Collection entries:

________________________________________

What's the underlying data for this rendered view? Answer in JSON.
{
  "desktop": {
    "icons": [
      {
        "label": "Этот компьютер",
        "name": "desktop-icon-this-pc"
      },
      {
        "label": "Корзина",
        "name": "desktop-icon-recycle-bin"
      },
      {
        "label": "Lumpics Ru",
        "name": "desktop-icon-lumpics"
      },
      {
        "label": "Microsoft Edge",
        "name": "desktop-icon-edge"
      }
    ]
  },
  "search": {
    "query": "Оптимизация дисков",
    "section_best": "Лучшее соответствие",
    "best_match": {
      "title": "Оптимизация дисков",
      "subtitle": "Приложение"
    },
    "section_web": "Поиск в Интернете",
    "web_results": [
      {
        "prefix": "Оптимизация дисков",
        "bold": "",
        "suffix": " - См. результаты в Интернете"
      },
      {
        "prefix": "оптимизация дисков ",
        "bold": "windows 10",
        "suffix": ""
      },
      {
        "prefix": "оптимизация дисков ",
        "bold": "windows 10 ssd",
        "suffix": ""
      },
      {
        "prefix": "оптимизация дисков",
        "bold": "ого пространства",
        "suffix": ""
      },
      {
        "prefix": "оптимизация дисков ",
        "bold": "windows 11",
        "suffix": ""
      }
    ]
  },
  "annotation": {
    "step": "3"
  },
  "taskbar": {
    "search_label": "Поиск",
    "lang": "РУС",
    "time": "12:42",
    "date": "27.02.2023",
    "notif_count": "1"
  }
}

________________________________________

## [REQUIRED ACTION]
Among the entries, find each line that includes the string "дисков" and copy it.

## [RESULT OF THIS TASK]
    "query": "Оптимизация дисков",
      "title": "Оптимизация дисков",
        "prefix": "Оптимизация дисков",
        "prefix": "оптимизация дисков ",
        "prefix": "оптимизация дисков ",
        "prefix": "оптимизация дисков",
        "prefix": "оптимизация дисков ",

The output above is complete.